For much of the history of automotive transportation, single-function has been the way to go. We navigated with single-function devices — maps. We entertained ourselves with single-function devices — our radios. We communicated locally by talking to passengers in our car. As technology infiltrated its way into our vehicle, single-function remained the way to go. We augmented our radios with cassettes, eight-tracks, and finally CD players. We augmented our navigation with single-function devices — remember the little GPS navigation devices for cars. Even as we moved to the personal device era with the introduction of the iPod at the turn of the century, they were single-function devices. iPods and other MP3 players allowed you to play music, and perhaps record a voice message. They were rarely wireless; if they were, it was to communicate to the speakers, not to other devices.
Telephones, on the other hand, have morphed into multifunction usage devices. Our original phones — remember those, with rotary dials — were hard wired and non-mobile. The first mobile phones (often built into cars) were bulky, but single functions. Even early cell phones were single functions. Multifunction crept in with text messages. Then came the iPhone, and functionality exploded. The world of apps was created, and the growth of iOS and Android meant there was no turning back. Apps supplanted the single-function devices, bringing in music apps and navigation apps and text communication apps, and photography apps. All the single function devices disappeared, except for niche users like me who prefer to use iPod Classics, maps, and cameras.
That brings us to today, and this post. I was reading a Mr. Roadshow column today about the new law in California: if you use an electronic wireless communications device, it (a) must not be held during operation (i.e., attach it to a mount such as a dashboard, vent, or CD mount), and (b) must only be controlled by voice or single-swipes. A father had written in about his kid, who couldn’t navigate without his phone: “These kids need to use hands-free, voice directed GPS to get around. Otherwise, what are they going to do? Use a paper map? Stop and ask directions?

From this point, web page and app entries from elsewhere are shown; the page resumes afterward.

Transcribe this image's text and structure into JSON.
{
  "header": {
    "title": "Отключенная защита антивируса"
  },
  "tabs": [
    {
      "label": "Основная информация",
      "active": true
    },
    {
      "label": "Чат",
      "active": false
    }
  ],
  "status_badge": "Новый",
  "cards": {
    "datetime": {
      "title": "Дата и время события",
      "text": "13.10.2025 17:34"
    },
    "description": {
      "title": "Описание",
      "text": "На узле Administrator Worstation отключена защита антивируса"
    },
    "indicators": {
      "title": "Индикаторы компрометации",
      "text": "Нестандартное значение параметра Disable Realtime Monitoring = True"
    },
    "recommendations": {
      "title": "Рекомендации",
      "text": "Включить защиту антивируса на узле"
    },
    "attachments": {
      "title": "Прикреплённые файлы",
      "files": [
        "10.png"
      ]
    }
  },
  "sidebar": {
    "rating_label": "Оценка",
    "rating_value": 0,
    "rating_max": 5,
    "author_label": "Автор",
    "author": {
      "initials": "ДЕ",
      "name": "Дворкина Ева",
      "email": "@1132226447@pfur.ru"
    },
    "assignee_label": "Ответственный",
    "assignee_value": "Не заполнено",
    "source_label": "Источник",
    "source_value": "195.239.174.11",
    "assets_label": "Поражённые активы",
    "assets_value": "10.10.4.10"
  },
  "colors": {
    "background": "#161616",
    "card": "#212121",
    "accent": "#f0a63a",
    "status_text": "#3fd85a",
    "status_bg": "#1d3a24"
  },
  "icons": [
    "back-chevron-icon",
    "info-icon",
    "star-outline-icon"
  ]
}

Not gonna happen.”
Me? I think any respectable parent should teach their child to use a map (either paper or electronic), consult it before going anywhere, and plot out some routes ahead of time. But how few respectable parents do you know?
Thus: this post, and a plea that perhaps our multi-function world has gone too far. The new law in California specifically refers to “a handheld wireless telephone or an electronic wireless communications device”, where “electronic wireless communications device” includes, but is not limited to, “a broadband personal communication device, a specialized mobile radio device, a handheld device or laptop computer with mobile data access, a pager, or a two-way messaging device.” The key aspect here is two-way communications.
What isn’t a problem under the law? A dedicated GPS device. iPods other than the iPod Touch (in particular, the iPod Classic, which can only play music with a physical connection to the audio output). [Also exempted are “manufacturer-installed systems that are embedded in the vehicle”, but who actually can figure out and use the internal car systems]. I’m perfectly fine with my iPod Classic on a mount for music, and a paper map next to me for directions.
In trying to make one device to serve them all, we’ve created an overly complicated and distracting world. Although it may mean multiple device, often single-function devices are easier to use and safer. Just ask anyone familiar with cybersecurity, and then will tell you the risks from extreme complexity and feeping creaturism.